Learning the ABC’s of Planning a Successful Event
By Victoria Carter
With the right skills, planning an event can be done well by those given the task as part of other duties. In addition, event planning is a career in its own right, with its own terminology and networks.
And demand for those skills remains strong. The Bureau of Labor Statistics projects that jobs for Meeting, Convention and Event Planners will grow by 9,900, or 10 percent, from 2014 to 2024, which is faster than the average for all jobs. U.S. News and World Report ranked Meeting, Convention and Event Planner at number 21 on its list of “Best Business Jobs” in 2016.
Warwick Davies has 25 years of experience in the domestic and international conference and trade show business. Through his company, The Event Mechanic, he helps clients “build a path to well-attended and profitable events.” He talks here about his interest in the field and his upcoming class at PDC, which he says is “designed to give participants a basic understanding of event planning by explaining the key concepts needed to plan a successful event.”
Q: How did you become interested in event planning?
Warwick Davies: I got into the business by mistake many years ago. I was looking for a career direction which would allow me to utilize my foreign work and language experience, took an interview to see if I could get a job offer, and was offered a position managing overseas events (which was not in the original job description). I took the job, and the rest is history. Twenty-five years later I am still [in the] business!
Q: How do you define “event planning” – what kinds of events will you be talking about at the PDC course?
Davies: It’s a pretty broad definition and covers anything which requires people to get together at the same time with a common purpose and specific outcome. I’ll cover fund-raising and corporate events as well as conferences and trade shows.
Q: What kind of people could benefit from your seminar?
Davies: People in transition who want to add another skill set onto their resume, as well as corporate or nonprofit staff who have been tasked to organize an event and don’t know where to start! A recent “graduate” of this workshop told Larry [Elle, president of PDC,] she got a new job in large part because of the information she got from this workshop.
Q: What makes your seminar different from other ways of learning about event planning?
Davies: My own expertise – which runs the gamut from planning my own wedding to running 35,000 person events. Some of the stories related during the class will give the participants a real sense of what it’s like to work in this business and whether to move forward doing events.
I ask each attendee at the beginning of the class what they expect to get out of the workshop and customize the presentation to meet those expectations. I also think the slides and handouts are the first step to assembling a resource kit to either brush up or get you started.
Q: In your experience, are there some elements of planning an event that are more challenging than people anticipate? Are there any that are easier?
Davies: I think the three things which are challenging if you don’t master them from the outset are: 1) Using the limited time you have efficiently; 2) Keeping things on budget, and 3) Knowing what to do first. If you are a “people” person, then building the relationships you’ll need … to be successful … can certainly make your job easier.
Q: What events do you find most challenging and why?

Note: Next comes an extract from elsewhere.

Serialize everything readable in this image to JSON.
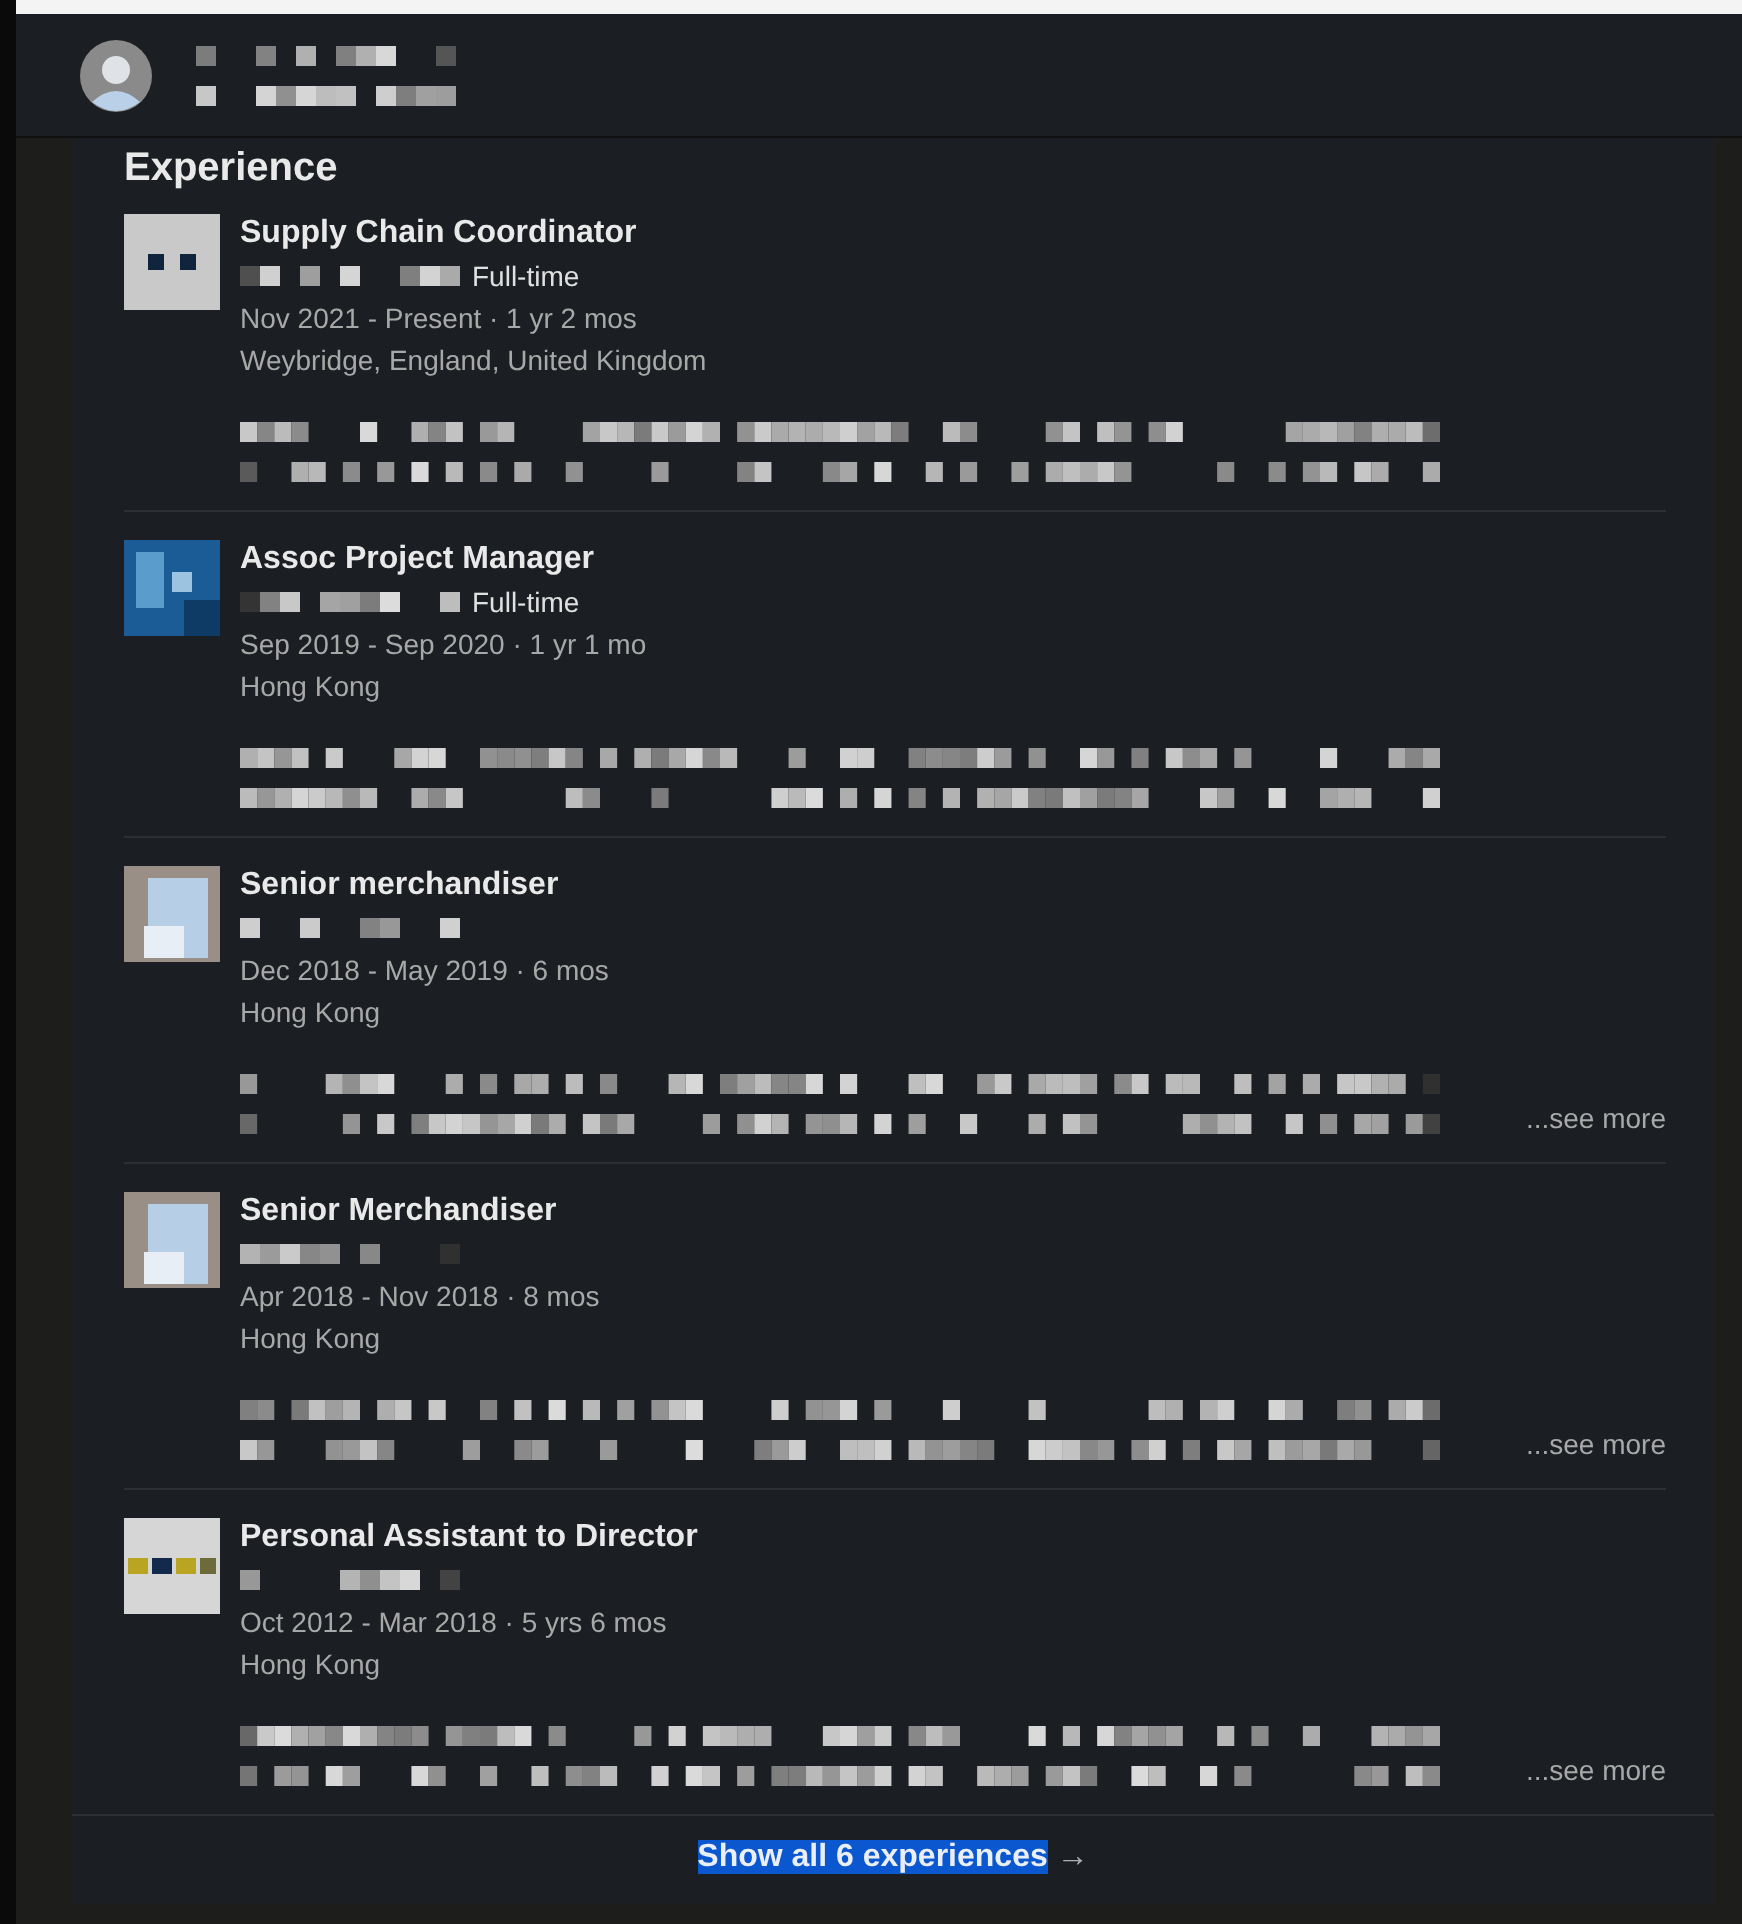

Davies: The events which are usually the most challenging are the ones which have fewer resources, namely money or time. The less time you have, the fewer choices you have, and you need to make sure you can prioritize what to do first, next, etc. Money solves many “time problems,” especially if you can use it to get experienced hands on deck. Having someone who can use the scarce resources you have at hand and can still pull off successful events is paramount.
Q: Planning an event is a highly visible task that is very much appreciated by event attendees when done well. On the other hand, it is time consuming. What is advice to someone who is asked to plan an event as part of other duties?

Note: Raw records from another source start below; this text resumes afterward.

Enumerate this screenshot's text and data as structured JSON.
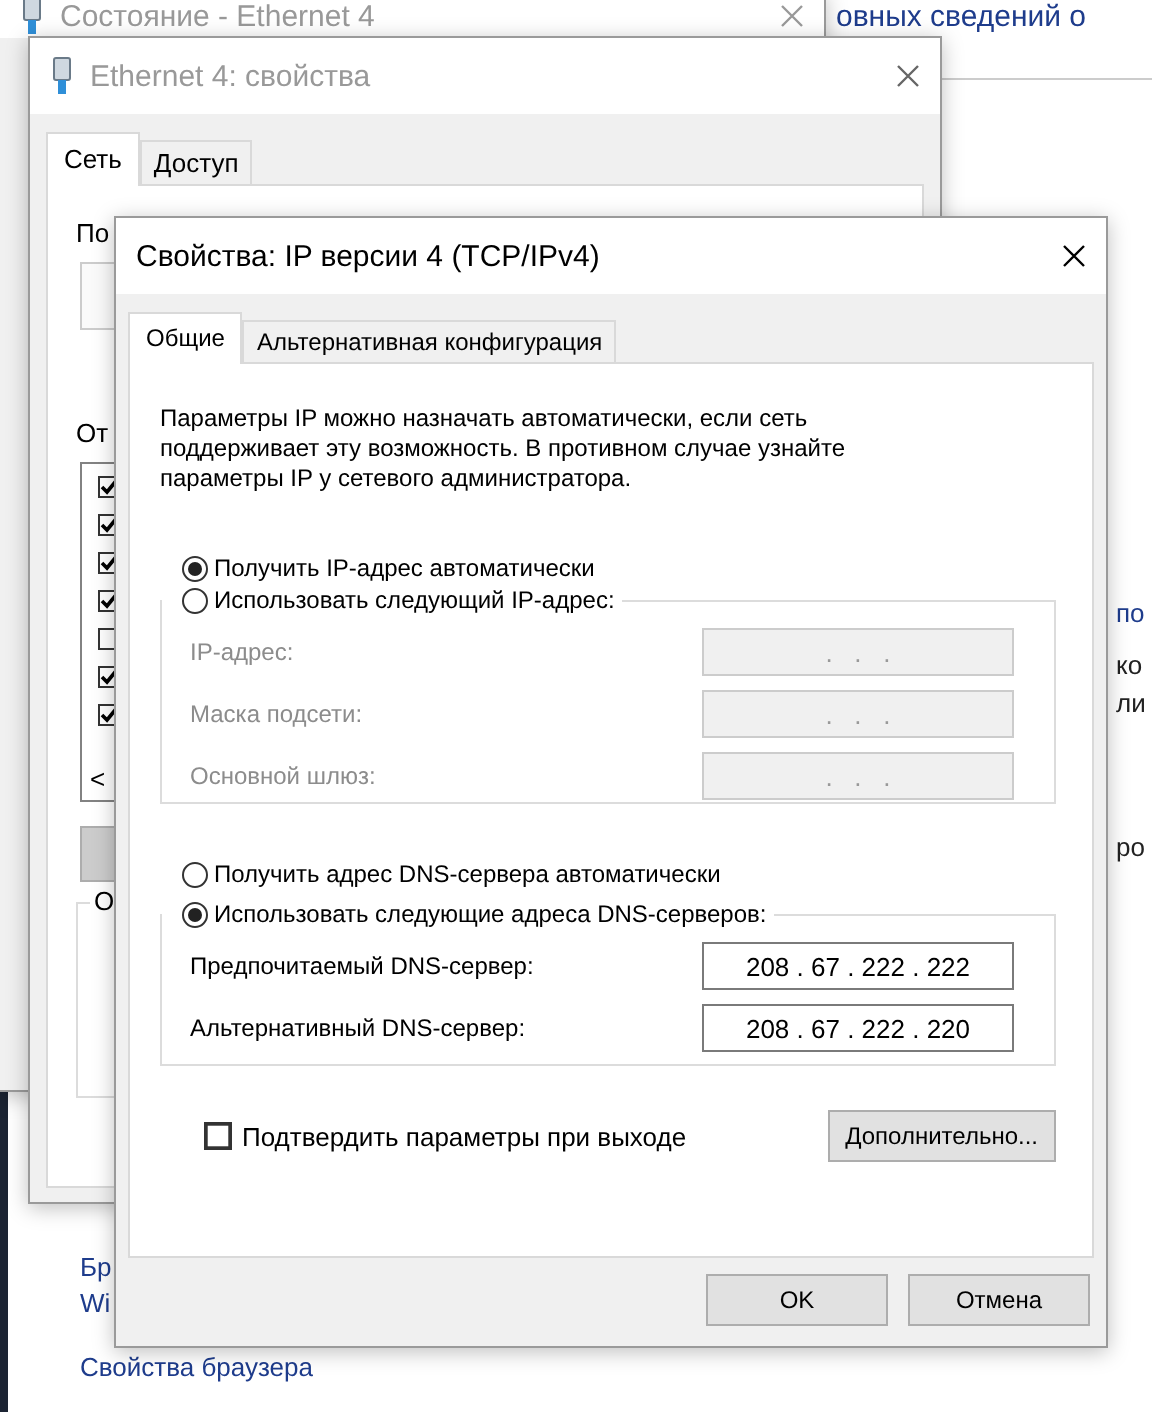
{
  "background_window": {
    "heading": "овных сведений о",
    "right_texts": [
      {
        "text": "по",
        "kind": "link"
      },
      {
        "text": "ко",
        "kind": "plain"
      },
      {
        "text": "ли",
        "kind": "plain"
      },
      {
        "text": "ро",
        "kind": "plain"
      }
    ],
    "left_texts": [
      {
        "text": "Бр",
        "kind": "link"
      },
      {
        "text": "Wi",
        "kind": "link"
      },
      {
        "text": "Свойства браузера",
        "kind": "link"
      }
    ]
  },
  "status_window": {
    "title": "Состояние - Ethernet 4"
  },
  "properties_window": {
    "title": "Ethernet 4: свойства",
    "tabs": [
      {
        "label": "Сеть",
        "selected": true
      },
      {
        "label": "Доступ",
        "selected": false
      }
    ],
    "connect_label": "По",
    "components_label": "От",
    "components": [
      {
        "checked": true
      },
      {
        "checked": true
      },
      {
        "checked": true
      },
      {
        "checked": true
      },
      {
        "checked": false
      },
      {
        "checked": true
      },
      {
        "checked": true
      }
    ],
    "scroll_arrow": "<",
    "group_label": "О"
  },
  "ipv4_dialog": {
    "title": "Свойства: IP версии 4 (TCP/IPv4)",
    "tabs": [
      {
        "label": "Общие",
        "selected": true
      },
      {
        "label": "Альтернативная конфигурация",
        "selected": false
      }
    ],
    "description": "Параметры IP можно назначать автоматически, если сеть поддерживает эту возможность. В противном случае узнайте параметры IP у сетевого администратора.",
    "ip_auto": {
      "label": "Получить IP-адрес автоматически",
      "selected": true
    },
    "ip_manual": {
      "label": "Использовать следующий IP-адрес:",
      "selected": false,
      "fields": [
        {
          "label": "IP-адрес:",
          "value": ".   .   .",
          "disabled": true
        },
        {
          "label": "Маска подсети:",
          "value": ".   .   .",
          "disabled": true
        },
        {
          "label": "Основной шлюз:",
          "value": ".   .   .",
          "disabled": true
        }
      ]
    },
    "dns_auto": {
      "label": "Получить адрес DNS-сервера автоматически",
      "selected": false
    },
    "dns_manual": {
      "label": "Использовать следующие адреса DNS-серверов:",
      "selected": true,
      "fields": [
        {
          "label": "Предпочитаемый DNS-сервер:",
          "value": "208 . 67 . 222 . 222",
          "disabled": false
        },
        {
          "label": "Альтернативный DNS-сервер:",
          "value": "208 . 67 . 222 . 220",
          "disabled": false
        }
      ]
    },
    "validate": {
      "label": "Подтвердить параметры при выходе",
      "checked": false
    },
    "advanced_button": "Дополнительно...",
    "ok_button": "OK",
    "cancel_button": "Отмена"
  }
}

Davies: Get a quick idea of the total resources you’ll command, then push back if, given your other duties, you feel you won’t be able to manage your old and new duties.
Q: What will people get from your course at PDC?

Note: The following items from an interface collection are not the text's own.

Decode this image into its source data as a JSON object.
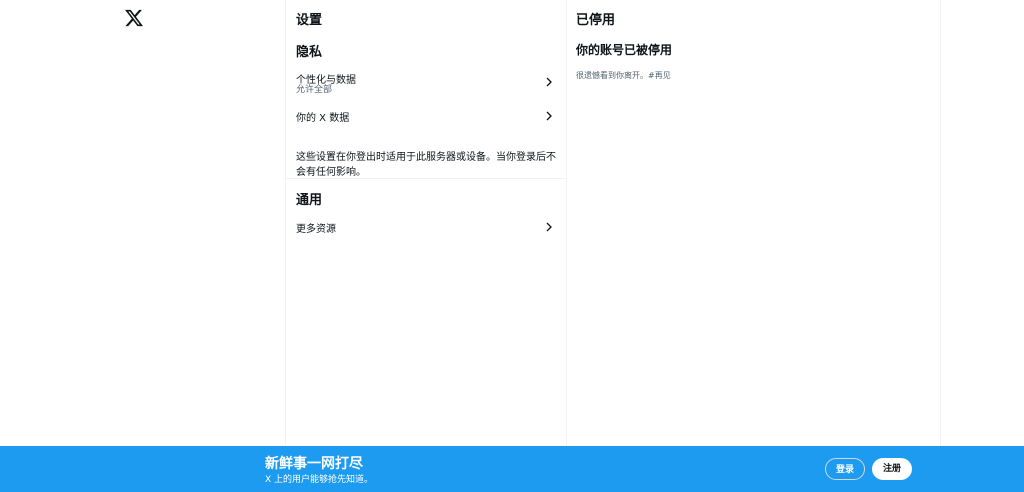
{
  "brand": {
    "logo_icon": "x-logo-icon"
  },
  "settings": {
    "title": "设置",
    "privacy": {
      "title": "隐私",
      "items": [
        {
          "label": "个性化与数据",
          "sublabel": "允许全部",
          "icon": "chevron-right-icon"
        },
        {
          "label": "你的 X 数据",
          "icon": "chevron-right-icon"
        }
      ],
      "note": "这些设置在你登出时适用于此服务器或设备。当你登录后不会有任何影响。"
    },
    "general": {
      "title": "通用",
      "items": [
        {
          "label": "更多资源",
          "icon": "chevron-right-icon"
        }
      ]
    }
  },
  "detail": {
    "title": "已停用",
    "heading": "你的账号已被停用",
    "message": "很遗憾看到你离开。#再见"
  },
  "banner": {
    "title": "新鲜事一网打尽",
    "subtitle": "X 上的用户能够抢先知道。",
    "login_label": "登录",
    "signup_label": "注册"
  },
  "colors": {
    "accent": "#1d9bf0",
    "text": "#0f1419",
    "muted": "#536471",
    "border": "#eff3f4"
  }
}
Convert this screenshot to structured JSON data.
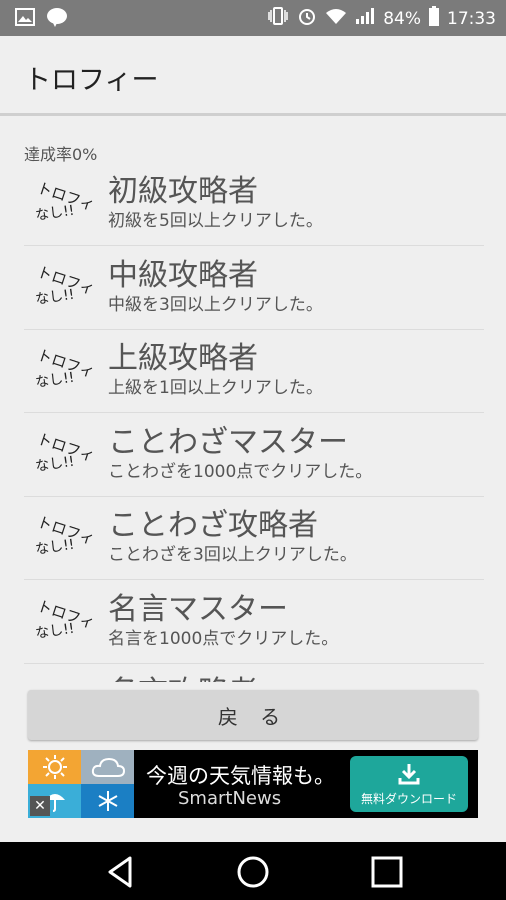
{
  "status_bar": {
    "battery": "84%",
    "time": "17:33"
  },
  "app_bar": {
    "title": "トロフィー"
  },
  "achievement_rate": "達成率0%",
  "trophies": [
    {
      "title": "初級攻略者",
      "description": "初級を5回以上クリアした。"
    },
    {
      "title": "中級攻略者",
      "description": "中級を3回以上クリアした。"
    },
    {
      "title": "上級攻略者",
      "description": "上級を1回以上クリアした。"
    },
    {
      "title": "ことわざマスター",
      "description": "ことわざを1000点でクリアした。"
    },
    {
      "title": "ことわざ攻略者",
      "description": "ことわざを3回以上クリアした。"
    },
    {
      "title": "名言マスター",
      "description": "名言を1000点でクリアした。"
    },
    {
      "title": "名言攻略者",
      "description": ""
    }
  ],
  "trophy_icon_text": {
    "line1": "トロフィー",
    "line2": "なし!!"
  },
  "back_button": {
    "label": "戻 る"
  },
  "ad": {
    "headline": "今週の天気情報も。",
    "brand": "SmartNews",
    "download_label": "無料ダウンロード"
  },
  "colors": {
    "status_bar": "#7b7b7b",
    "background": "#efefef",
    "ad_button": "#1ea79b"
  }
}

Davies: Confidence to move forward in planning events and a full inventory of the skillsets needed to be successful.
Q: What is one comment that you have gotten from a past attendee that is most significant to you?
Davies: “I feel you’ve given me the foundation to understand how to be successful planning events.” Obviously hearing from Larry that someone credited me in helping them get a job is another obvious comment.
“An Introduction to Event Planning” will be taught on Friday, February 17, from 9 a.m. to 12 p.m. at the Career Source Career Center, 186 Alewife Brook Parkway, 3rd Floor, Cambridge. Cost is $60.00. For information and to register, visit www.pdcboston.org. Registration is currently being set up. Check our website again if registration does not appear.
Victoria Carter, after a career as an actuary, is reinventing herself as an economic evaluator of social programs. She can be reached at email@example.com.